Data records for software interfaces
+--

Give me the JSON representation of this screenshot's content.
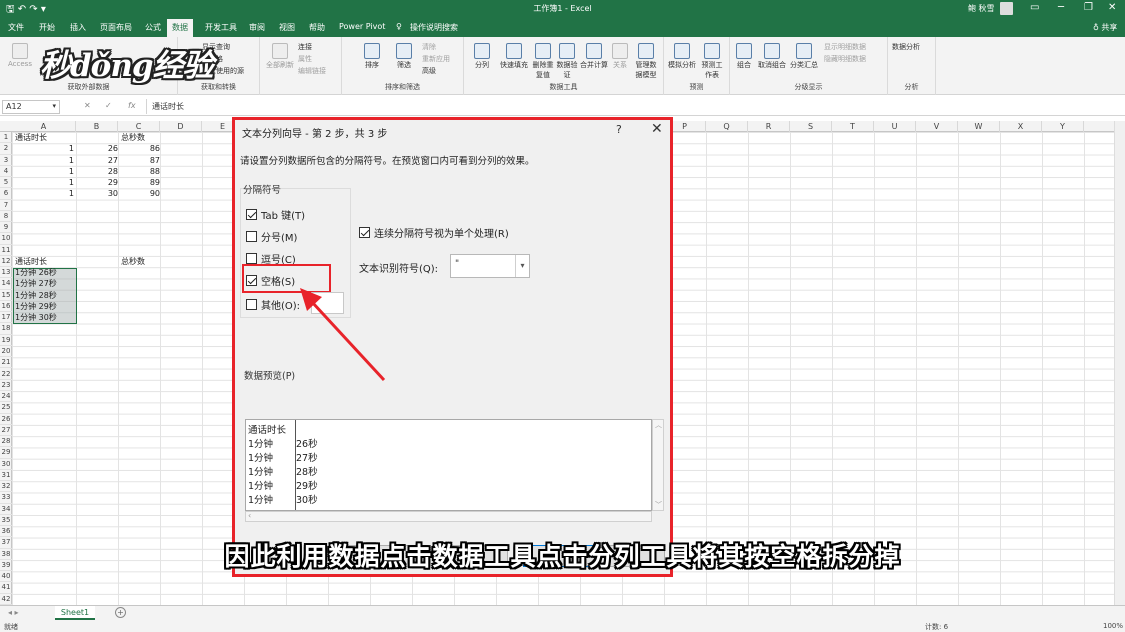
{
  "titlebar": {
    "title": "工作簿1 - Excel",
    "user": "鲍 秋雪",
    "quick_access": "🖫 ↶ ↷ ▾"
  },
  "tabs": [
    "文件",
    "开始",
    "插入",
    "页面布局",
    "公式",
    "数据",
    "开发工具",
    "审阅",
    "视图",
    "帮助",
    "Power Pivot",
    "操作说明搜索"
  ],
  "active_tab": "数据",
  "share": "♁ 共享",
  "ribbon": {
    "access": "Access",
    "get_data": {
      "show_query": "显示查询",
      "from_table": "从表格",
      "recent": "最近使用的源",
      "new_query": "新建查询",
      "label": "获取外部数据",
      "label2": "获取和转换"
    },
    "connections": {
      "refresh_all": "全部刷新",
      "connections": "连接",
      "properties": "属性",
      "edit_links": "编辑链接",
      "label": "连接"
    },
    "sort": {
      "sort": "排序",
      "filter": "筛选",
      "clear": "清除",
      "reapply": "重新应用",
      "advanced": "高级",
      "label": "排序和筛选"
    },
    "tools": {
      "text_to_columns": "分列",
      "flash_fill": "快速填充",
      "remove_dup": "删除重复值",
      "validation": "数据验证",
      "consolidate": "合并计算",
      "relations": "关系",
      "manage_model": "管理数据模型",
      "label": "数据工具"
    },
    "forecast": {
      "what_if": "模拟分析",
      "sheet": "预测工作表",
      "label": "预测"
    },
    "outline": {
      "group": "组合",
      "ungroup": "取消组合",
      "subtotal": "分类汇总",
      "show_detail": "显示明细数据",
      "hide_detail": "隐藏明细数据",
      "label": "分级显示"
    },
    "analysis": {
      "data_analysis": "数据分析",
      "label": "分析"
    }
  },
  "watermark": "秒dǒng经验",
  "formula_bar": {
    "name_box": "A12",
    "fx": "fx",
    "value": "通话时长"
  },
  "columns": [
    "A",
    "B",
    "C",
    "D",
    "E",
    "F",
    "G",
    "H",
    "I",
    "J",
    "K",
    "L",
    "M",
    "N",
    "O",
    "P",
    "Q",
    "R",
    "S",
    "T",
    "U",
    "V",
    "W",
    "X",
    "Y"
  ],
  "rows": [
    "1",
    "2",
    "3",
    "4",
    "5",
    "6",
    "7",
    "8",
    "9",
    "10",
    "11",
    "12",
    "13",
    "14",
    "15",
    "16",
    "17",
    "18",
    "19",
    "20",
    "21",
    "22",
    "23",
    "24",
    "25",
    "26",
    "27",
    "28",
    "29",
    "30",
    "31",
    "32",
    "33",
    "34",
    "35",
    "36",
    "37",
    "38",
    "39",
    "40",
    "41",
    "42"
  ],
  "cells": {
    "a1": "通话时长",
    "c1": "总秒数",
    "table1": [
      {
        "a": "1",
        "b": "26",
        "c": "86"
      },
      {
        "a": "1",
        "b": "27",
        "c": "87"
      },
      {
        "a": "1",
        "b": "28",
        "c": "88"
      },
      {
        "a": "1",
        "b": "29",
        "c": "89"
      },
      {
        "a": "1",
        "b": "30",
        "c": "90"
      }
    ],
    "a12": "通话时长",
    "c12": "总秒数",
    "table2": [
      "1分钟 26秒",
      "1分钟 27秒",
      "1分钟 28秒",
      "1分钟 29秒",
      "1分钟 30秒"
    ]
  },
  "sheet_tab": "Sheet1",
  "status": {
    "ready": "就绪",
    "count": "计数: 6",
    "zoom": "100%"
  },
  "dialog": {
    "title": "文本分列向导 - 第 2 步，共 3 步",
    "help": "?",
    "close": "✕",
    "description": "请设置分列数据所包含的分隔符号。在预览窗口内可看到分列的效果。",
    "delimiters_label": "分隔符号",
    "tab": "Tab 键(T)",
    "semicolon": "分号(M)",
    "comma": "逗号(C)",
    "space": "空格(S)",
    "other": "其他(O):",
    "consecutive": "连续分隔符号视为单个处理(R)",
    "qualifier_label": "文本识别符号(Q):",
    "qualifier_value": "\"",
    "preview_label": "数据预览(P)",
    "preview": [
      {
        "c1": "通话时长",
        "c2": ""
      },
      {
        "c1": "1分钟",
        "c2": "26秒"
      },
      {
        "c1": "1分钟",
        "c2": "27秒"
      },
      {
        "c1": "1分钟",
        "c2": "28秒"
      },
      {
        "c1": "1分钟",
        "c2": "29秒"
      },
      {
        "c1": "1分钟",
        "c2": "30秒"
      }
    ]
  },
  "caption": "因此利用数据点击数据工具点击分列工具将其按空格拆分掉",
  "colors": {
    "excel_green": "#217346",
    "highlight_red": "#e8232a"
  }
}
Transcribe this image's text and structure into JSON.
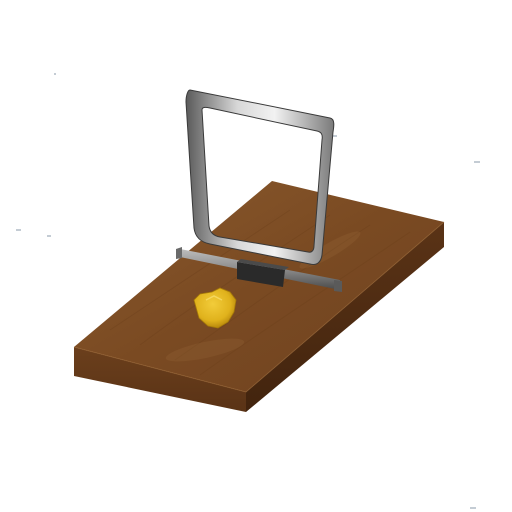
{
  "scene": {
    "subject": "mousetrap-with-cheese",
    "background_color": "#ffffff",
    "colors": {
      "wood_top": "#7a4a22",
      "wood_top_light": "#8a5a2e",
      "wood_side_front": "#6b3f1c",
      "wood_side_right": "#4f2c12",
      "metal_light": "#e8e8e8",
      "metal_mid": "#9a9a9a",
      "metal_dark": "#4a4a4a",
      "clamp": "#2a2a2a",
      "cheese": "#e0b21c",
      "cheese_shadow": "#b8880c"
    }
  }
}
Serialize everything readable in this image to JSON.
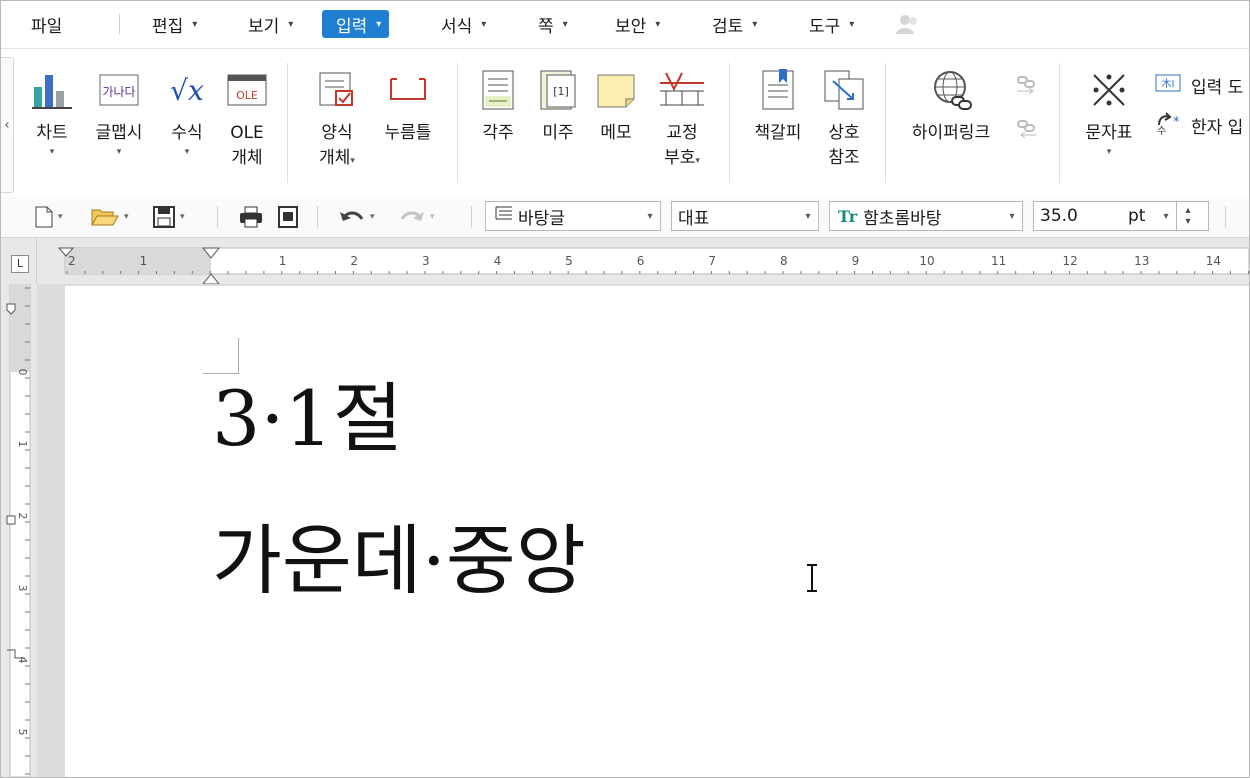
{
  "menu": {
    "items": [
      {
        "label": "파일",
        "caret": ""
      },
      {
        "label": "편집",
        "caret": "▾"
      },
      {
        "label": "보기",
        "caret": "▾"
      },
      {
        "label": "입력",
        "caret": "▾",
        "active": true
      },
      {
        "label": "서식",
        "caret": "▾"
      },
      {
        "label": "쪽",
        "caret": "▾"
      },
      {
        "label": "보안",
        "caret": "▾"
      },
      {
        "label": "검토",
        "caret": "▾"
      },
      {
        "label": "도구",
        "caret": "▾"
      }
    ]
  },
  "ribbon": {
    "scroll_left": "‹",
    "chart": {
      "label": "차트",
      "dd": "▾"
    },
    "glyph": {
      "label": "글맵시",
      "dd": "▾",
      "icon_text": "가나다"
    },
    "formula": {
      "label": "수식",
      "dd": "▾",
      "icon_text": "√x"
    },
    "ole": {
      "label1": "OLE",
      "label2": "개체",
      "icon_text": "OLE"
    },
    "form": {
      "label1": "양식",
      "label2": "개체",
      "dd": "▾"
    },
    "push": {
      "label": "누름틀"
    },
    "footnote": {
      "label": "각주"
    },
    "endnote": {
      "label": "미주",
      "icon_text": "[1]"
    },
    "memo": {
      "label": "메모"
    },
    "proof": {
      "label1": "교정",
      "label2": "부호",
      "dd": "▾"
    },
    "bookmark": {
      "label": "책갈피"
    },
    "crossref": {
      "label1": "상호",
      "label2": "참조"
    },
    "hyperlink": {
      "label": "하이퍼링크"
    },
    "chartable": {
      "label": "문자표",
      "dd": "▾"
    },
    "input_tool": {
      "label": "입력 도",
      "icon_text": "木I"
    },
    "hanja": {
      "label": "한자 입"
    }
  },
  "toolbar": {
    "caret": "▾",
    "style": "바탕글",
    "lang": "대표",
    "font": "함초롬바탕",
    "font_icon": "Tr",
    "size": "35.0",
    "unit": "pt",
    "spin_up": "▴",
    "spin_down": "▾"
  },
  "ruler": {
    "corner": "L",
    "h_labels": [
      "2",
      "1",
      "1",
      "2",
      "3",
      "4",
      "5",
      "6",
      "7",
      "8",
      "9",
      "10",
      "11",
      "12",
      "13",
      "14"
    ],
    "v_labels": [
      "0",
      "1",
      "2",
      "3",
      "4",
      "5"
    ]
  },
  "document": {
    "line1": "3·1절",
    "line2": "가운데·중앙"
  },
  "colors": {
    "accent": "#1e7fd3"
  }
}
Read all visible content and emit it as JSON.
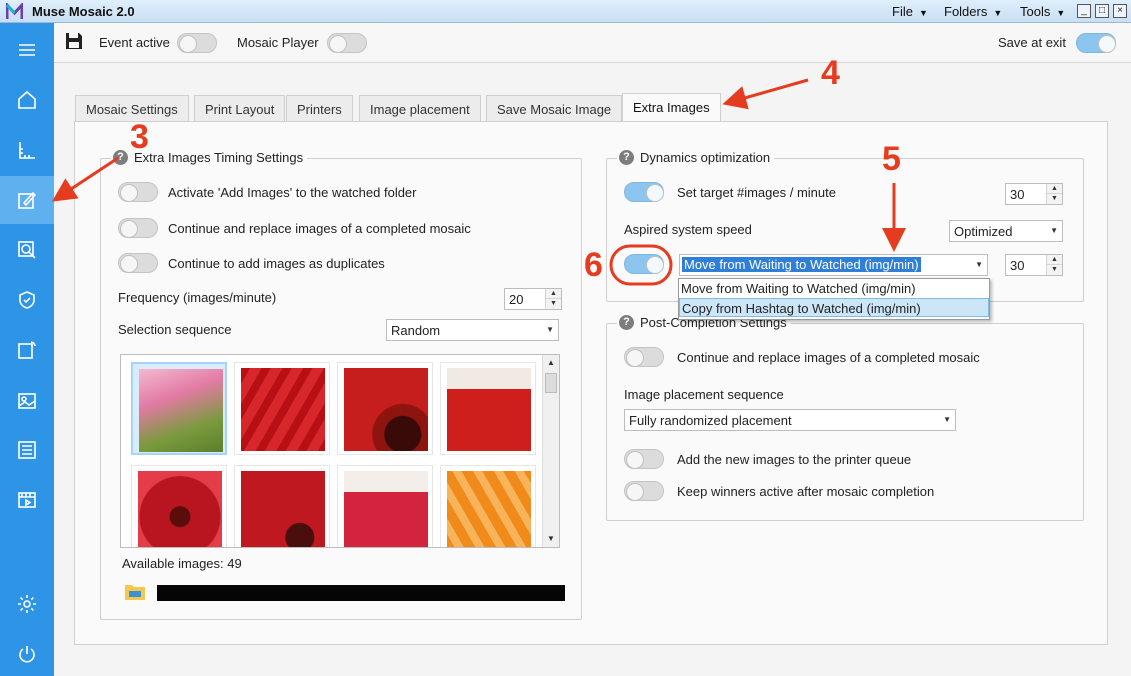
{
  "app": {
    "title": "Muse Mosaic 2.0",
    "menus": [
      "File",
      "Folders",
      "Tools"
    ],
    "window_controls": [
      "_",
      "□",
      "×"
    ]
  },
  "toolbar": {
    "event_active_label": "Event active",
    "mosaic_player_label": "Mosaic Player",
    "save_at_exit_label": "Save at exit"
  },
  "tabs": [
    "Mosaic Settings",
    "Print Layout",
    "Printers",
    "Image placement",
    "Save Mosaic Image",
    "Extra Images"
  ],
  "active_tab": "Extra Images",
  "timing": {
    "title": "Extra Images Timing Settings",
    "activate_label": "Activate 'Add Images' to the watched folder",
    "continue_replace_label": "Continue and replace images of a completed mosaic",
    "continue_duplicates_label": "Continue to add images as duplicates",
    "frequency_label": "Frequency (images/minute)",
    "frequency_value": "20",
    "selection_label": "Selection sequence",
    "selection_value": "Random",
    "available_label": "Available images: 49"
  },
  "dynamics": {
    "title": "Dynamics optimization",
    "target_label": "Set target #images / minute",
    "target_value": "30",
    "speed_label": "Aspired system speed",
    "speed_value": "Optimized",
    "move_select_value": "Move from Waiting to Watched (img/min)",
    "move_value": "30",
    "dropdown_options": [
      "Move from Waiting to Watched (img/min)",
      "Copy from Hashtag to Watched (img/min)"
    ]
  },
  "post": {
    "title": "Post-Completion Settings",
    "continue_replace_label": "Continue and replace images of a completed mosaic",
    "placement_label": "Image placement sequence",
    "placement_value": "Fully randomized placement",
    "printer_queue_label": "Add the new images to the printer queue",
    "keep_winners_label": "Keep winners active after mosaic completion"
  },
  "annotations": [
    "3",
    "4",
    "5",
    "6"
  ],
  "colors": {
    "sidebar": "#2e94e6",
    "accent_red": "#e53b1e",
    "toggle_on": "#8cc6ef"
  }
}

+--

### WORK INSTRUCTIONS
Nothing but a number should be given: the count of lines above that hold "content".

### WRITTEN ANSWER
2